▶ _Problem requirements_:
An image-free reproduction of the data below is needed: print it exactly.

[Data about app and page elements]

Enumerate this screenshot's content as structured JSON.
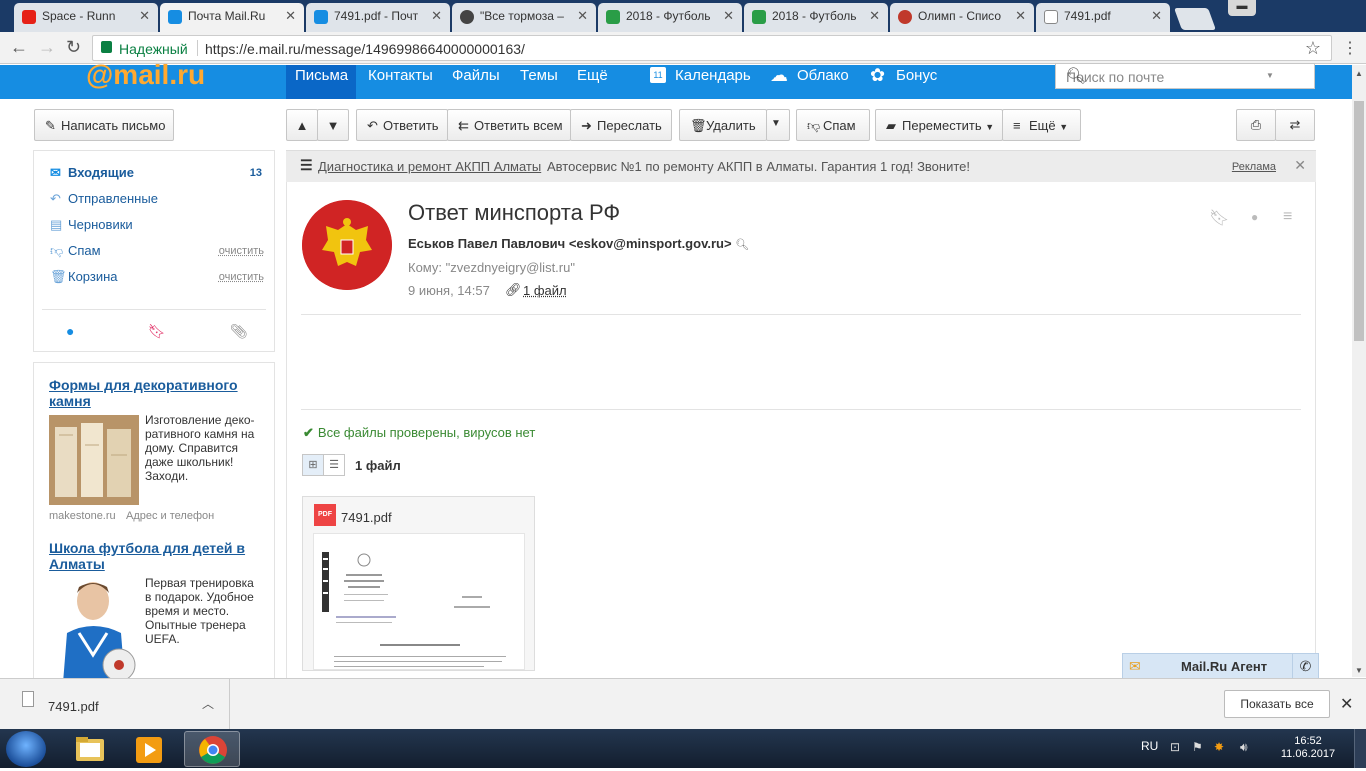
{
  "browser": {
    "tabs": [
      {
        "label": "Space - Runn",
        "icon_color": "#e62117"
      },
      {
        "label": "Почта Mail.Ru",
        "icon_color": "#168de2"
      },
      {
        "label": "7491.pdf - Почт",
        "icon_color": "#168de2"
      },
      {
        "label": "\"Все тормоза –",
        "icon_color": "#444444"
      },
      {
        "label": "2018 - Футболь",
        "icon_color": "#2a9d47"
      },
      {
        "label": "2018 - Футболь",
        "icon_color": "#2a9d47"
      },
      {
        "label": "Олимп - Списо",
        "icon_color": "#c0392b"
      },
      {
        "label": "7491.pdf",
        "icon_color": "#888888"
      }
    ],
    "secure_label": "Надежный",
    "url": "https://e.mail.ru/message/14969986640000000163/"
  },
  "header": {
    "logo": "@mail.ru",
    "nav": [
      "Письма",
      "Контакты",
      "Файлы",
      "Темы",
      "Ещё"
    ],
    "nav2": [
      "Календарь",
      "Облако",
      "Бонус"
    ],
    "calendar_day": "11",
    "search_placeholder": "Поиск по почте"
  },
  "toolbar": {
    "compose": "Написать письмо",
    "reply": "Ответить",
    "reply_all": "Ответить всем",
    "forward": "Переслать",
    "delete": "Удалить",
    "spam": "Спам",
    "move": "Переместить",
    "more": "Ещё"
  },
  "folders": [
    {
      "label": "Входящие",
      "count": "13"
    },
    {
      "label": "Отправленные"
    },
    {
      "label": "Черновики"
    },
    {
      "label": "Спам",
      "action": "очистить"
    },
    {
      "label": "Корзина",
      "action": "очистить"
    }
  ],
  "ads": [
    {
      "title": "Формы для декоративного камня",
      "text": "Изготовление деко-ративного камня на дому. Справится даже школьник! Заходи.",
      "source": "makestone.ru",
      "contact": "Адрес и телефон"
    },
    {
      "title": "Школа футбола для детей в Алматы",
      "text": "Первая тренировка в подарок. Удобное время и место. Опытные тренера UEFA."
    }
  ],
  "banner": {
    "link": "Диагностика и ремонт АКПП Алматы",
    "text": "Автосервис №1 по ремонту АКПП в Алматы. Гарантия 1 год! Звоните!",
    "ad_label": "Реклама"
  },
  "message": {
    "subject": "Ответ минспорта РФ",
    "from": "Еськов Павел Павлович <eskov@minsport.gov.ru>",
    "to": "Кому: \"zvezdnyeigry@list.ru\"",
    "date": "9 июня, 14:57",
    "attachments_link": "1 файл",
    "virus_check": "Все файлы проверены, вирусов нет",
    "files_count": "1 файл",
    "file": {
      "name": "7491.pdf",
      "type": "PDF"
    }
  },
  "agent": {
    "label": "Mail.Ru Агент"
  },
  "downloads": {
    "file": "7491.pdf",
    "show_all": "Показать все"
  },
  "taskbar": {
    "lang": "RU",
    "time": "16:52",
    "date": "11.06.2017"
  }
}
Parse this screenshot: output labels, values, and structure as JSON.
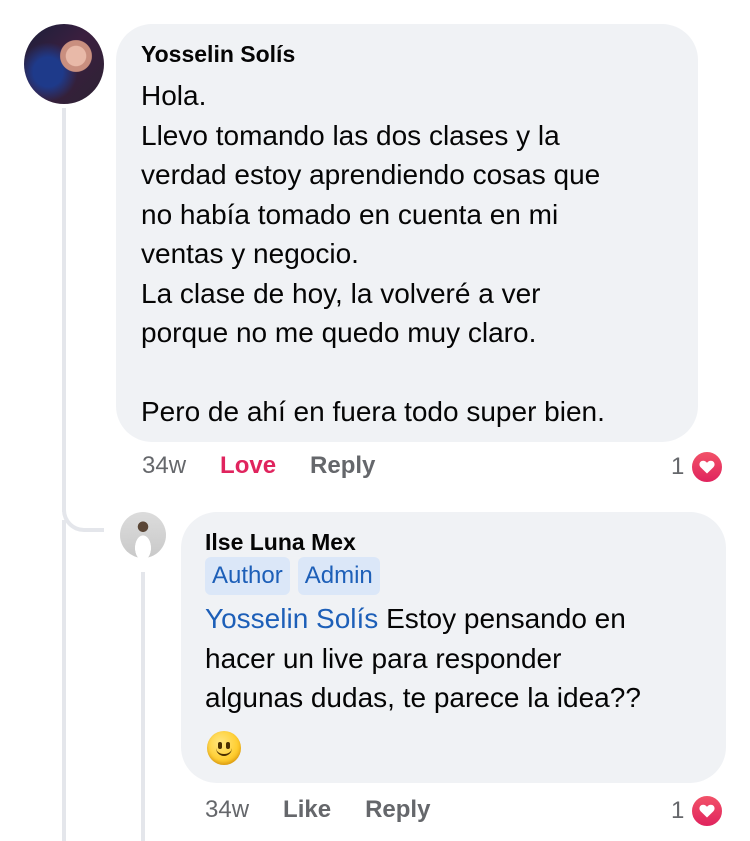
{
  "comment": {
    "author": "Yosselin Solís",
    "text_lines": [
      "Hola.",
      "Llevo tomando las dos clases y la",
      "verdad estoy aprendiendo cosas que",
      "no había tomado en cuenta en mi",
      "ventas y negocio.",
      "La clase de hoy, la volveré a ver",
      "porque no me quedo muy claro.",
      "",
      "Pero de ahí en fuera todo super bien."
    ],
    "time": "34w",
    "reaction_action": "Love",
    "reply_label": "Reply",
    "reaction_count": "1",
    "reaction_icon": "heart-icon",
    "reaction_color": "#e0245e"
  },
  "reply": {
    "author": "Ilse Luna Mex",
    "badges": [
      "Author",
      "Admin"
    ],
    "mention": "Yosselin Solís",
    "text_lines": [
      " Estoy pensando en",
      "hacer un live para responder",
      "algunas dudas, te parece la idea??"
    ],
    "emoji": "slightly-smiling-face-icon",
    "time": "34w",
    "like_label": "Like",
    "reply_label": "Reply",
    "reaction_count": "1",
    "reaction_icon": "heart-icon"
  },
  "colors": {
    "bubble": "#f0f2f5",
    "link_blue": "#1d5fb8",
    "badge_bg": "#dbe7f8",
    "muted": "#65676b"
  }
}
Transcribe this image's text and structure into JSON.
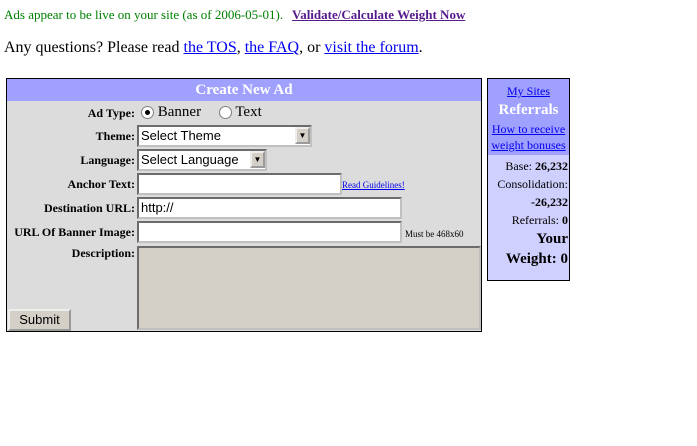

▶ _Output for this exercise_:
Enumerate this screenshot's content as structured JSON.
{
  "browser": {
    "tabs": [
      {
        "label": "Space - Runn",
        "icon_color": "#e62117"
      },
      {
        "label": "Почта Mail.Ru",
        "icon_color": "#168de2"
      },
      {
        "label": "7491.pdf - Почт",
        "icon_color": "#168de2"
      },
      {
        "label": "\"Все тормоза –",
        "icon_color": "#444444"
      },
      {
        "label": "2018 - Футболь",
        "icon_color": "#2a9d47"
      },
      {
        "label": "2018 - Футболь",
        "icon_color": "#2a9d47"
      },
      {
        "label": "Олимп - Списо",
        "icon_color": "#c0392b"
      },
      {
        "label": "7491.pdf",
        "icon_color": "#888888"
      }
    ],
    "secure_label": "Надежный",
    "url": "https://e.mail.ru/message/14969986640000000163/"
  },
  "header": {
    "logo": "@mail.ru",
    "nav": [
      "Письма",
      "Контакты",
      "Файлы",
      "Темы",
      "Ещё"
    ],
    "nav2": [
      "Календарь",
      "Облако",
      "Бонус"
    ],
    "calendar_day": "11",
    "search_placeholder": "Поиск по почте"
  },
  "toolbar": {
    "compose": "Написать письмо",
    "reply": "Ответить",
    "reply_all": "Ответить всем",
    "forward": "Переслать",
    "delete": "Удалить",
    "spam": "Спам",
    "move": "Переместить",
    "more": "Ещё"
  },
  "folders": [
    {
      "label": "Входящие",
      "count": "13"
    },
    {
      "label": "Отправленные"
    },
    {
      "label": "Черновики"
    },
    {
      "label": "Спам",
      "action": "очистить"
    },
    {
      "label": "Корзина",
      "action": "очистить"
    }
  ],
  "ads": [
    {
      "title": "Формы для декоративного камня",
      "text": "Изготовление деко-ративного камня на дому. Справится даже школьник! Заходи.",
      "source": "makestone.ru",
      "contact": "Адрес и телефон"
    },
    {
      "title": "Школа футбола для детей в Алматы",
      "text": "Первая тренировка в подарок. Удобное время и место. Опытные тренера UEFA."
    }
  ],
  "banner": {
    "link": "Диагностика и ремонт АКПП Алматы",
    "text": "Автосервис №1 по ремонту АКПП в Алматы. Гарантия 1 год! Звоните!",
    "ad_label": "Реклама"
  },
  "message": {
    "subject": "Ответ минспорта РФ",
    "from": "Еськов Павел Павлович <eskov@minsport.gov.ru>",
    "to": "Кому: \"zvezdnyeigry@list.ru\"",
    "date": "9 июня, 14:57",
    "attachments_link": "1 файл",
    "virus_check": "Все файлы проверены, вирусов нет",
    "files_count": "1 файл",
    "file": {
      "name": "7491.pdf",
      "type": "PDF"
    }
  },
  "agent": {
    "label": "Mail.Ru Агент"
  },
  "downloads": {
    "file": "7491.pdf",
    "show_all": "Показать все"
  },
  "taskbar": {
    "lang": "RU",
    "time": "16:52",
    "date": "11.06.2017"
  }
}
Parse this screenshot: output labels, values, and structure as JSON.
{
  "comment": {
    "author": "Yosselin Solís",
    "text_lines": [
      "Hola.",
      "Llevo tomando las dos clases y la",
      "verdad estoy aprendiendo cosas que",
      "no había tomado en cuenta en mi",
      "ventas y negocio.",
      "La clase de hoy, la volveré a ver",
      "porque no me quedo muy claro.",
      "",
      "Pero de ahí en fuera todo super bien."
    ],
    "time": "34w",
    "reaction_action": "Love",
    "reply_label": "Reply",
    "reaction_count": "1",
    "reaction_icon": "heart-icon",
    "reaction_color": "#e0245e"
  },
  "reply": {
    "author": "Ilse Luna Mex",
    "badges": [
      "Author",
      "Admin"
    ],
    "mention": "Yosselin Solís",
    "text_lines": [
      " Estoy pensando en",
      "hacer un live para responder",
      "algunas dudas, te parece la idea??"
    ],
    "emoji": "slightly-smiling-face-icon",
    "time": "34w",
    "like_label": "Like",
    "reply_label": "Reply",
    "reaction_count": "1",
    "reaction_icon": "heart-icon"
  },
  "colors": {
    "bubble": "#f0f2f5",
    "link_blue": "#1d5fb8",
    "badge_bg": "#dbe7f8",
    "muted": "#65676b"
  }
}
Transcribe this image's text and structure into JSON.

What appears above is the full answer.